On January 20, Joe Biden will be, legally and constitutionally, my President. Not only is he my President, but he has also been divinely given that enormous task (Romans 13:1-3). He is God’s servant (Romans 13:4). Therefore, I will respect the office and will support my President when I am able and when he does not go against my conscience and biblical mandates. When his policies stand in contrast to the Word of God, I will anchor myself to God and follow Him.  I will faithfully pray for him and his administration (1 Timothy 2:1-2). As a pastor of a Southern Baptist Church, I will continually point the church to Jesus Christ.  We will evangelize the lost, exalt a resurrected Jesus, and encourage one another with the promise of a glorious future. I will continually remind them our hope and faith are in God (1 Peter 1:21). We will grow God’s Kingdom on earth until He comes again. 

I saw this on Twitter this week, and it blessed me.  As we get a new administration in the White House, I’ll continue to do what I have always done. Here is a list of 9 great spiritual habits that will be very effective for God’s Church in the coming years:

Be faithful to God.
Be bold that the Bible is authoritative.
Be ardent to pursue moral excellence.
Be unconditionally in loving others.
Be fervent in prayer.
Be ready to service.
Be desperate for the Spirit’s filling.
Be quick with a Gospel witness.
Be joyful in your salvation.[1]

I’m not sure what the next few years will hold.  I am concerned about matters of religious freedom, the sanctity of both life and marriage.  I worry about the control and power of a big government.  However, I am not worried about the Body of Christ.  I will keep my faith firmly rooted and established in Jesus.  I will love God with all my heart and love others as Christ has loved me.  I will stand for the truth of Scripture no matter the cost.  I absolutely love the United States of America and pray for her daily.  I will pray for my President, and I all lead the people under my care well. 

On Sunday, our Associate Pastor of Worship and the Worship team led us in a wonderfully moving time of worship.  Two songs they sang stuck in my heart and gave me a lot of comfort during these difficult days. “In Christ Alone” by Keith and Kristyn Getty is currently one of my favorite songs.  The last verse was especially meaningful to me.

No guilt in life, no fear in death
This is the power of Christ in me
From life’s first cry to final breath
Jesus commands my destiny
No power of hell, no scheme of man
Could ever pluck me from his hand
‘Til he returns or calls me home
Here, in the power of Christ, I stand
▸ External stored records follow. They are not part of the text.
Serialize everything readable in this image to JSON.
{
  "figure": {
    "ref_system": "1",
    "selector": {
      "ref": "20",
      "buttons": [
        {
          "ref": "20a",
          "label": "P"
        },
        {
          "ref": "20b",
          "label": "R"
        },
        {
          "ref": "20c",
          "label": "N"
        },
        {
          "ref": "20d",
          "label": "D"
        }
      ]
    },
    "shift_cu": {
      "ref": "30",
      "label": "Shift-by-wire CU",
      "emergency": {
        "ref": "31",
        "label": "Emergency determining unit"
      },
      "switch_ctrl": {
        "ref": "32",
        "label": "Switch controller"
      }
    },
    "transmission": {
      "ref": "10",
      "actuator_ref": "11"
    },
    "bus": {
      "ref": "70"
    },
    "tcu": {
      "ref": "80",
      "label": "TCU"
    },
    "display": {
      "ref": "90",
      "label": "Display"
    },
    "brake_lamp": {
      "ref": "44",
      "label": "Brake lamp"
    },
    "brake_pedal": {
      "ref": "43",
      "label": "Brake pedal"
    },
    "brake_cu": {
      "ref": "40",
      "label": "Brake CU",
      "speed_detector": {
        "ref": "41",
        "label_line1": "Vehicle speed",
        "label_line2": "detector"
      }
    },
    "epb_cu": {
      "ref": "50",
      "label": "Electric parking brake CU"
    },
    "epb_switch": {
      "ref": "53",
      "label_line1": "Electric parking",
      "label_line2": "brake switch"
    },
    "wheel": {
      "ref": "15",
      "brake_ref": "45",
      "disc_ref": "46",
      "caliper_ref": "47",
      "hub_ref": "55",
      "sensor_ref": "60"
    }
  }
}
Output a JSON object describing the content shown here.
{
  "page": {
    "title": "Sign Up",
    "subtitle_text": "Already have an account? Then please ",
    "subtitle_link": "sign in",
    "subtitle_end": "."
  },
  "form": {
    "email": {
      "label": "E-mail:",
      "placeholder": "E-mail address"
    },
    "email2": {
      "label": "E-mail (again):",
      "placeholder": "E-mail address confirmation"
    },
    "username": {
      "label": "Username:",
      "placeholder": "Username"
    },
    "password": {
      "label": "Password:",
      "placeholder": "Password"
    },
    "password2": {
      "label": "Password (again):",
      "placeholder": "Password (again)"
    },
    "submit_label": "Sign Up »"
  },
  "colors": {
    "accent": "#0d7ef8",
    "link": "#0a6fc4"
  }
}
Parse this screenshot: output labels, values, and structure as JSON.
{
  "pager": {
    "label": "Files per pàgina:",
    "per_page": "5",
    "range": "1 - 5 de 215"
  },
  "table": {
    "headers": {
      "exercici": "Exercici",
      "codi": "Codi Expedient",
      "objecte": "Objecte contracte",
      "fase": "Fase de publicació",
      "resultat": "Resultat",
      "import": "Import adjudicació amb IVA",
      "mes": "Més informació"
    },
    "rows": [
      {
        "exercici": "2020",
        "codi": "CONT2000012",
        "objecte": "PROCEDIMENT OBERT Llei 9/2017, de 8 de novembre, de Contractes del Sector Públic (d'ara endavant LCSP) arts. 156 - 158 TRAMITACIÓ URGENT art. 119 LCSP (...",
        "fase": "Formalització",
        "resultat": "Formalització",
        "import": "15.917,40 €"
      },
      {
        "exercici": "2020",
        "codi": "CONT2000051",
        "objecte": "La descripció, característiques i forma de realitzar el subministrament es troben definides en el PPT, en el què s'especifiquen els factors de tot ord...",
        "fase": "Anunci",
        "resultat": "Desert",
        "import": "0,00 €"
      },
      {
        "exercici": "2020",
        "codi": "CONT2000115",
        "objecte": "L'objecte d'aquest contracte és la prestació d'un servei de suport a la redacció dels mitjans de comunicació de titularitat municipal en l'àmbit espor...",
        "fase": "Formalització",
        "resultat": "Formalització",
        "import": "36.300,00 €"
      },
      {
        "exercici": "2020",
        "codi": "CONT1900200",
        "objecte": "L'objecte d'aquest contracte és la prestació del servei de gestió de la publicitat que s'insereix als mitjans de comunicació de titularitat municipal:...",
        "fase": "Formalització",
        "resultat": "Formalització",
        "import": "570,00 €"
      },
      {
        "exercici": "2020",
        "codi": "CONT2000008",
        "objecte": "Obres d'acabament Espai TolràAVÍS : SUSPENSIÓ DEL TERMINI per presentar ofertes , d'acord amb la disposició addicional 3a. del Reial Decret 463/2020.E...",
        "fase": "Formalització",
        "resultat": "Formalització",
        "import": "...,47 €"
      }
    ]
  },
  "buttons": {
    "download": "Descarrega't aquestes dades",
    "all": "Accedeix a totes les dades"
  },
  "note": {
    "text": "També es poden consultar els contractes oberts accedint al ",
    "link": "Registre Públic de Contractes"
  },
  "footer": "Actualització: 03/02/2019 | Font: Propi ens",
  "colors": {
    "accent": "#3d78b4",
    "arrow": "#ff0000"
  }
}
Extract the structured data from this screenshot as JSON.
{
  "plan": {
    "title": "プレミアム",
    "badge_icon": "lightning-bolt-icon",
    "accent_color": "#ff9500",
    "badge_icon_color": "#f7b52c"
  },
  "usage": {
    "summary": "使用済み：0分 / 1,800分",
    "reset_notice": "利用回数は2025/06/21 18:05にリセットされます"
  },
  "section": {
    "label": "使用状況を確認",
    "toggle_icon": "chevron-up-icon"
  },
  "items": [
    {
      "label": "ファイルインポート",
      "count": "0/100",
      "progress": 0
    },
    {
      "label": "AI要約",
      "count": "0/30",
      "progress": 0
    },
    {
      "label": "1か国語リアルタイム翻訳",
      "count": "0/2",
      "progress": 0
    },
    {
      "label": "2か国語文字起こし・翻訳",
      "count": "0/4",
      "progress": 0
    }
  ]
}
Isn’t that a good word for Jesus’ Body?  It is a reminder that no scheme of man could ever pluck me from His hand.  It is in the power of Christ we’ll take our stand.  The other song we sang was “Christ, The Sure and Steady Anchor” by Matt Papa.  The title alone is such a comfort to my soul.  Read a few of these lyrics and allow them to be a hope and anchor for your weary soul.

Christ the sure and steady Anchor
In the fury of the storm
When the winds of doubt blow through me
And my sails have all been torn

In the suffering, in the sorrow
When my sinking hopes are few
I will hold fast to the Anchor
It shall never be removed

Christ the sure of our salvation
Ever faithful, ever true
We will hold fast to the Anchor
It shall never be removed

During uncertain times, Jesus is our sure and steady anchor.  He alone is our hope.  Anchor fast to Him.  Stand in the power of Christ.  Love God more than anything in this world and love others more than you love yourself.  The Church has survived for nearly 2000 years. The next four will not be her demise.  Jesus is Lord and King.


[1]               Philip Nation is a great follow on Twitter.  I found this list of nine items from on his feed. You can follow Philip @philipnation.